Medical Suction Devices: Using Them Safely and Effectively
January 8, 2020 | Evaluations & Guidance
Medical suction is essential and used universally across the patient care continuum. Suction consists of evacuating matter from the body that can impair breathing, impede healing, or obscure the surgical site.
We'll discuss the various factors that affect suction, describe the devices used to perform suction, and discuss the parameters and safe levels that should be observed during various types of suctioning procedures. We'll also provide general recommendations for using medical suction devices and list the applicable suction device standards.
Suction, or aspiration, is the application of vacuum or negative pressure to remove gases, liquids, or solids.
Vacuum is defined as pressure less than atmospheric pressure, or less than zero on a pressure gauge. Atmospheric pressure, which is 760 mm Hg at sea level, displays as zero on a conventional pressure gauge.
The amount of vacuum used sets the pressure gradient that will be used to move air, fluid, or secretions. Material will move from an area of higher pressure in the patient to an area of lower pressure in the suction apparatus.

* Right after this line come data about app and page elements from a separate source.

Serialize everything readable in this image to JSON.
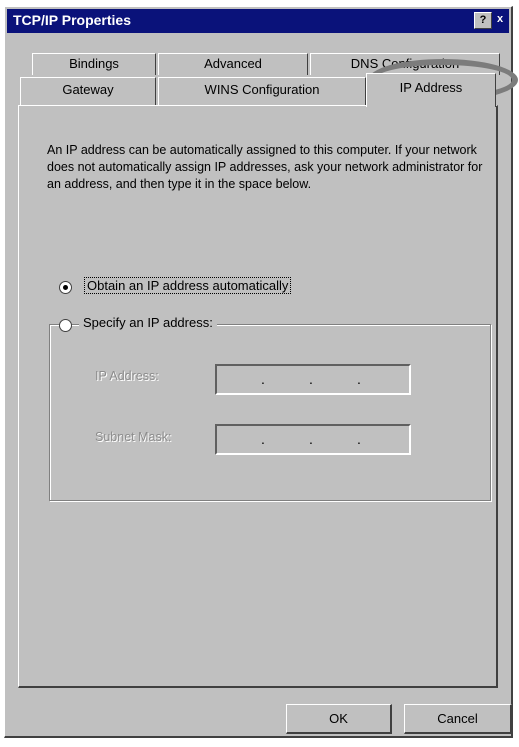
{
  "window": {
    "title": "TCP/IP Properties",
    "help_glyph": "?",
    "close_glyph": "x"
  },
  "tabs": {
    "back_row": [
      "Bindings",
      "Advanced",
      "DNS Configuration"
    ],
    "front_row": [
      "Gateway",
      "WINS Configuration",
      "IP Address"
    ],
    "active": "IP Address"
  },
  "panel": {
    "description": "An IP address can be automatically assigned to this computer. If your network does not automatically assign IP addresses, ask your network administrator for an address, and then type it in the space below.",
    "option_auto": "Obtain an IP address automatically",
    "option_specify": "Specify an IP address:",
    "selected_option": "auto",
    "ip_address_label": "IP Address:",
    "subnet_mask_label": "Subnet Mask:",
    "ip_dots": [
      ".",
      ".",
      "."
    ],
    "mask_dots": [
      ".",
      ".",
      "."
    ]
  },
  "buttons": {
    "ok": "OK",
    "cancel": "Cancel"
  },
  "colors": {
    "title_bar": "#0a127a",
    "face": "#c0c0c0",
    "highlight_ellipse": "#7c7c7c"
  }
}
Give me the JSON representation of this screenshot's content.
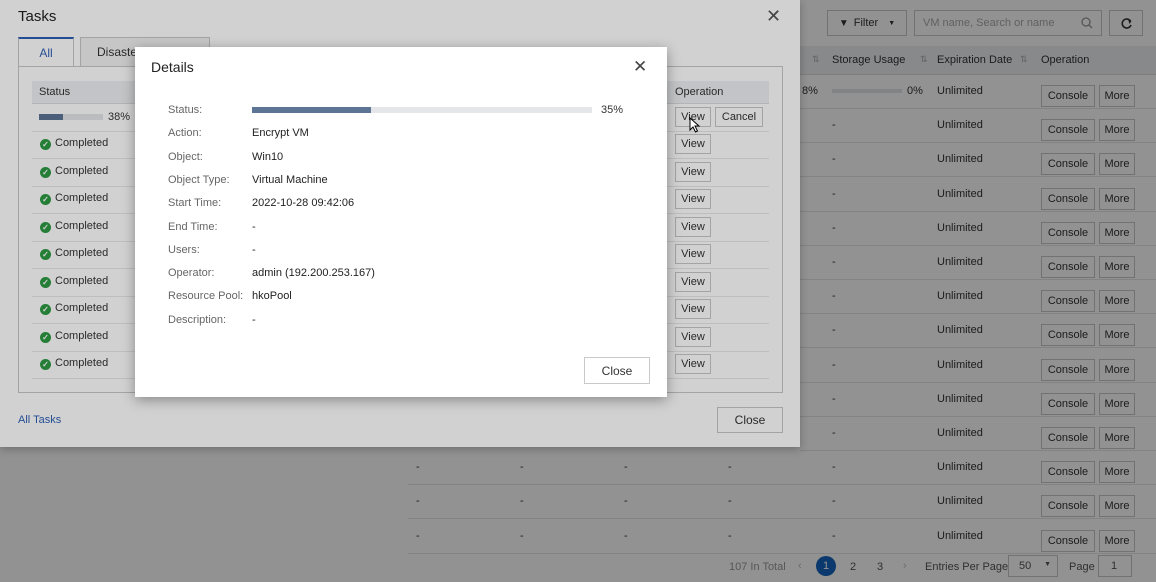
{
  "toolbar": {
    "filter_label": "Filter",
    "search_placeholder": "VM name, Search or name"
  },
  "vm_table": {
    "columns": [
      "Storage Usage",
      "Expiration Date",
      "Operation"
    ],
    "first_row": {
      "left_percent": "8%",
      "storage_percent": "0%",
      "storage_fraction": 0.0
    },
    "dash": "-",
    "expiration": "Unlimited",
    "console_label": "Console",
    "more_label": "More",
    "row_count": 14
  },
  "pagination": {
    "total_text": "107 In Total",
    "pages": [
      "1",
      "2",
      "3"
    ],
    "active_page": "1",
    "entries_label": "Entries Per Page",
    "entries_value": "50",
    "page_label": "Page",
    "page_value": "1"
  },
  "tasks_dialog": {
    "title": "Tasks",
    "tabs": [
      "All",
      "Disaste"
    ],
    "status_header": "Status",
    "operation_header": "Operation",
    "first_task": {
      "percent": "38%",
      "fraction": 0.38
    },
    "completed_label": "Completed",
    "view_label": "View",
    "cancel_label": "Cancel",
    "all_tasks_link": "All Tasks",
    "close_label": "Close"
  },
  "details_dialog": {
    "title": "Details",
    "progress": {
      "fraction": 0.35,
      "text": "35%"
    },
    "fields": [
      {
        "label": "Status:",
        "value": ""
      },
      {
        "label": "Action:",
        "value": "Encrypt VM"
      },
      {
        "label": "Object:",
        "value": "Win10"
      },
      {
        "label": "Object Type:",
        "value": "Virtual Machine"
      },
      {
        "label": "Start Time:",
        "value": "2022-10-28 09:42:06"
      },
      {
        "label": "End Time:",
        "value": "-"
      },
      {
        "label": "Users:",
        "value": "-"
      },
      {
        "label": "Operator:",
        "value": "admin (192.200.253.167)"
      },
      {
        "label": "Resource Pool:",
        "value": "hkoPool"
      },
      {
        "label": "Description:",
        "value": "-"
      }
    ],
    "close_label": "Close"
  },
  "colors": {
    "progress": "#5c7595",
    "link": "#2d5fb5",
    "page_active": "#1565c0",
    "completed": "#2e9a42"
  },
  "icons": [
    "close-icon",
    "filter-icon",
    "search-icon",
    "refresh-icon",
    "sort-icon",
    "check-circle-icon",
    "cursor-icon",
    "chevron-down-icon"
  ]
}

Vacuum within the piped distribution system is usually measured in inches of mercury, whereas for patient care procedures vacuum is generally measured in millimeters of mercury or centimeters of water.
In addition to vacuum, an important dynamic in medical suctioning is the flow rate at which air or liquid is moved through the system from the patient.
Flow rate is primarily...